*** Opening EXTRACTED RECORDS ***
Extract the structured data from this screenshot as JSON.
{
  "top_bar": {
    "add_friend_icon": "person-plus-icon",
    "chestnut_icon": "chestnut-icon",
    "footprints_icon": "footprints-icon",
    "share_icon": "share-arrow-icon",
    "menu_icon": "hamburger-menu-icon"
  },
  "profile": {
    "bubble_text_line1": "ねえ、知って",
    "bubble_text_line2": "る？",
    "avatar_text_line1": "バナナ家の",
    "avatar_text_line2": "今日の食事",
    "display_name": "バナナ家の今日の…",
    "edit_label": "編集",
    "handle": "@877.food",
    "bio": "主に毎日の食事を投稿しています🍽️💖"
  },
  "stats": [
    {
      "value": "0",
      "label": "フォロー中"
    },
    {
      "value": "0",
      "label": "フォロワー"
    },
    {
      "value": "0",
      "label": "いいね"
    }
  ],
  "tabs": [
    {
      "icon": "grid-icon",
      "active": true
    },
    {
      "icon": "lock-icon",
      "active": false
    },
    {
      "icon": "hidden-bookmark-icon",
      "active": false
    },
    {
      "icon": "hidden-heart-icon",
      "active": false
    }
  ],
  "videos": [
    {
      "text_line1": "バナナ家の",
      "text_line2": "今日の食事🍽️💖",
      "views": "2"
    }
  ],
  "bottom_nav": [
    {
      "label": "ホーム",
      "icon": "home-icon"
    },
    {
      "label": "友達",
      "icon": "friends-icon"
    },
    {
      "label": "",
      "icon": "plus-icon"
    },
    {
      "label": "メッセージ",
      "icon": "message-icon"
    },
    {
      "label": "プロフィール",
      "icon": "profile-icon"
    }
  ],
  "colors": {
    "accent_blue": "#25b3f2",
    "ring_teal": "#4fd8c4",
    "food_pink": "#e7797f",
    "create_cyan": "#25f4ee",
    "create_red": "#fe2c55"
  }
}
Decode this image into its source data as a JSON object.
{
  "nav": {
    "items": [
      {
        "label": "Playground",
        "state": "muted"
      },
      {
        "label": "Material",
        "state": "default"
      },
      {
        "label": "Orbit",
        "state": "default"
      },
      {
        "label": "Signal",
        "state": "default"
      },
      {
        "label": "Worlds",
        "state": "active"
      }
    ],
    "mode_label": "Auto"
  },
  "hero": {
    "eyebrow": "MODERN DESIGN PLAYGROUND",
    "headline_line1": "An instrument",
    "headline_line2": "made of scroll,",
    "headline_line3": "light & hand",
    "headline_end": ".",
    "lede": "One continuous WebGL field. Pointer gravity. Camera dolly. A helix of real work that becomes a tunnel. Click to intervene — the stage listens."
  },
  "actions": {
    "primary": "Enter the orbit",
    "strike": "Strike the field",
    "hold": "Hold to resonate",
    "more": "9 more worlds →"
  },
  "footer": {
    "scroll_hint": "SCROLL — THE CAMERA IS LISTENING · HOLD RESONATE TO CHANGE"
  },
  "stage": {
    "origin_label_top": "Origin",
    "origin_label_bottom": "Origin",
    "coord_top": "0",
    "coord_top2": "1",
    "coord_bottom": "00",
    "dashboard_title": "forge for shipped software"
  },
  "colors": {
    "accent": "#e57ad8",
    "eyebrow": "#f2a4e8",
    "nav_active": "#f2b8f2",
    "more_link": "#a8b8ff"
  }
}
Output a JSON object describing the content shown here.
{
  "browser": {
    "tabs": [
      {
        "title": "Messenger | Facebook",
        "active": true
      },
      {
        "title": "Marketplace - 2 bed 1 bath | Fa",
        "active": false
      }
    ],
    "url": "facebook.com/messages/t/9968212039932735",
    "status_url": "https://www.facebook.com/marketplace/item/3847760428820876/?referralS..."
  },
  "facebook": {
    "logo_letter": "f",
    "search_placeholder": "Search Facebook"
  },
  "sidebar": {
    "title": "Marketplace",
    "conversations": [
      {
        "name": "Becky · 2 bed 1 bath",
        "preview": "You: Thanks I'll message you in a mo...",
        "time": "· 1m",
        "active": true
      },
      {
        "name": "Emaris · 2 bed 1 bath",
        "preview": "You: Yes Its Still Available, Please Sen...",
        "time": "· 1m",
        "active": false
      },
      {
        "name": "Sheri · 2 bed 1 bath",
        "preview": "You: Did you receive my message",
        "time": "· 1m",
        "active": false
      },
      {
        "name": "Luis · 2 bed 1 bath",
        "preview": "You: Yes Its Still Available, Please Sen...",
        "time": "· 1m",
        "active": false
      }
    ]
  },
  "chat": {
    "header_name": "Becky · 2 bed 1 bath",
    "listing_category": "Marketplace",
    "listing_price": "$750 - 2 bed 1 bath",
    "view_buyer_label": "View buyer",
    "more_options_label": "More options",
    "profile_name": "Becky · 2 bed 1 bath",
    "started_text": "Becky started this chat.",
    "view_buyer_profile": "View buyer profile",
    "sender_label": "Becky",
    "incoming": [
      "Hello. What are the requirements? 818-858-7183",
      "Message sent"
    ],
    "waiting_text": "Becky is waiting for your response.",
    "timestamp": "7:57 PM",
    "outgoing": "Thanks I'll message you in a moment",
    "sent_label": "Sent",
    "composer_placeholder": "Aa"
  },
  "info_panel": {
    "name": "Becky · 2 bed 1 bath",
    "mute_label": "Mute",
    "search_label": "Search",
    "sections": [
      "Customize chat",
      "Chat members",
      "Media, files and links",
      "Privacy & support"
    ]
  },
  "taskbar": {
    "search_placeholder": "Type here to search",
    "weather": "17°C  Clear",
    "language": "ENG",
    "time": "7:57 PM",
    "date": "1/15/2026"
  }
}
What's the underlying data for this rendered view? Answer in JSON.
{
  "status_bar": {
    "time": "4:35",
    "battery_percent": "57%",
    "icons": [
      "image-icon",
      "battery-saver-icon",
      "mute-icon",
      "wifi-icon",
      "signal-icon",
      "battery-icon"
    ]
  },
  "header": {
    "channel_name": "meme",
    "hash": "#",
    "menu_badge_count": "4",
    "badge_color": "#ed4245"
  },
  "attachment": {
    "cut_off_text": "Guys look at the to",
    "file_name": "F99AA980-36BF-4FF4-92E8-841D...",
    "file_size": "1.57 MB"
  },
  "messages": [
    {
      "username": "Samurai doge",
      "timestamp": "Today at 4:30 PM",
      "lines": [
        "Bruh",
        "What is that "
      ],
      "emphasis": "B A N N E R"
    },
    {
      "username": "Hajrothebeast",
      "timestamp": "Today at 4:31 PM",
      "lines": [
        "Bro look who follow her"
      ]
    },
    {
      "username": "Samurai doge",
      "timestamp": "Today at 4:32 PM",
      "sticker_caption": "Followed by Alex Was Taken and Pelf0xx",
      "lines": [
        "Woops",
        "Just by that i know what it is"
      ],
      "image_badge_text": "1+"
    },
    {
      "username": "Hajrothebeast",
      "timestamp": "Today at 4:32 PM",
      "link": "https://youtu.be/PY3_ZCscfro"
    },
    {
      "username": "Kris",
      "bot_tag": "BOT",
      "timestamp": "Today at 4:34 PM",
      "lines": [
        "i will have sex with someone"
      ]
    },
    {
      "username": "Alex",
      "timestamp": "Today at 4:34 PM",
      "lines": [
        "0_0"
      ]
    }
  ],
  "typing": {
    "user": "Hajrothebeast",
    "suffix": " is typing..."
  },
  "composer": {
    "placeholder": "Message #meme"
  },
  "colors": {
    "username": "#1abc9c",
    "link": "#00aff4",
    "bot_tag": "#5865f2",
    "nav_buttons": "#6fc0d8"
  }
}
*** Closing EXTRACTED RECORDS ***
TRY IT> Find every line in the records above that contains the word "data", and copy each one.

SOLUTION>
Extract the structured data from this screenshot as JSON.
Decode this image into its source data as a JSON object.
What's the underlying data for this rendered view? Answer in JSON.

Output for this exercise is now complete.